Read Kade’s full article here.


CeCe McDonald is a prison abolition and trans rights activist who made international headlines in 2012 after she was attacked outside a bar in Minneapolis, stabbed her attacker in self-defence, and was sentenced for manslaughter. Her story – which eventually led to Free CeCe!, a documentary directed by Jacqueline Gares and produced by Laverne Cox, after her release in 2014 – drew much-needed attention to the disproportionate violence and injustice that trans women of colour face in the US and beyond. In an interview, she reveals the conditions that lead to the incarceration of trans individuals – in a world that doesn’t try to keep them safe.

“I want to know where the jobs are that y’all claim to be creating? Why is there still a lack of positions for trans women and nonbinary folk? Why isn’t there training on how to respect someone at their workplace? People see Laverne Cox and Janet Mock on TV, all these new trans figures in society, and they think everybody has it like that. But that’s a small portion of a large community.”

Read the full interview with CeCe here.


Maya Little is a history PhD student at the University of North Carolina who, last spring, poured red ink and blood on ‘Silent Sam’, a Confederate soldier statue at her college. Here, she writes of the wider movement that protest represented, issuing a rallying cry for the power of black queer women’s liberation everywhere.

“Anywhere we turn in America, we see resistance led by those at the very margins – like the black trans women who picked up bricks at Stonewall. And what we see is direct action from a place of transformation, striking at the roots of an unequal society instead of pushing reformism.”

Read Maya’s full article here.


Morgan M Page is a Canadian historian, writer and artist based in London, England. She currently hosts the trans history podcast, One From the Vaults. In her response to Chelsea’s question, she tells the story of one of these forgotten women her podcast often highlights: artist and activist Mirha-Soleil Ross.

“Throughout her tenure as an activist and artist, Ross consistently pushed at the limits of the LGBTQ+ movement, prodding it to consider its relation to sex workers, indigenous communities and the very fate of the planet itself. As our world teeters on the brink of not only fascism but full ecological collapse, her words bear a terrible relevance for all of us today.”

Read Morgan’s full article here.


Comrade Alyssa is a black trans woman and political prisoner who has been incarcerated for over a decade. She is currently being held at a state men’s prison in Maryland, but you can follow her Twitter account and contribute to her GoFundMe. Here, she writes a letter about the Attica prison uprising of 1971, and the lessons it should teach us.

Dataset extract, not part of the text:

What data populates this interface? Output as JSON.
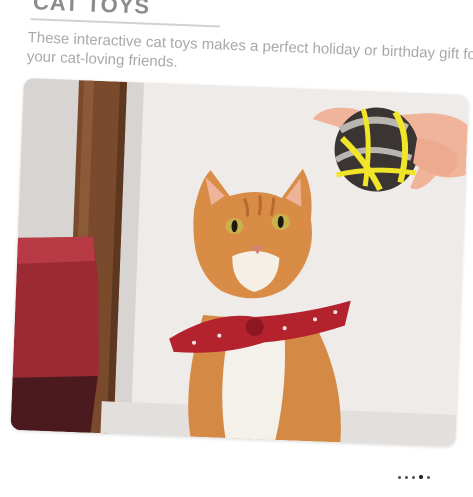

“(The prison authorities) realised they were in control of 80 per cent of the prison population, but continued to institute distrust and disunity amongst those prisoners they feared and could not control. In this way, they were able to keep prisoners killing each other for four decades and, 40 years after Attica was opened, they created the perfect conditions for the deadliest prison uprising in American history.”

Read Comrade Alyssa’s full article here.


Kimberley O’Donnell is national communications manager with Black and Pink, the US prison abolitionist organisation supporting LGBTQ and HIV-positive prisoners. She is currently focused on creating a more engaging and effective pen pal program for all members. O'Donnell is also an author and poet, and you can learn more about her works here. For Dazed, she writes on the importance of writing letters to prisoners.

“Forced isolation is a deeply inhumane experience. By nature, humans are most enriched when they have access to communal places which amplify all personhoods. When individuals are confined to locked spaces, especially ones where communities rooted in LGBTQ+ identities are not seen as sacred, there is a rift that produces a painful void.”

Read Kimberley’s full article here.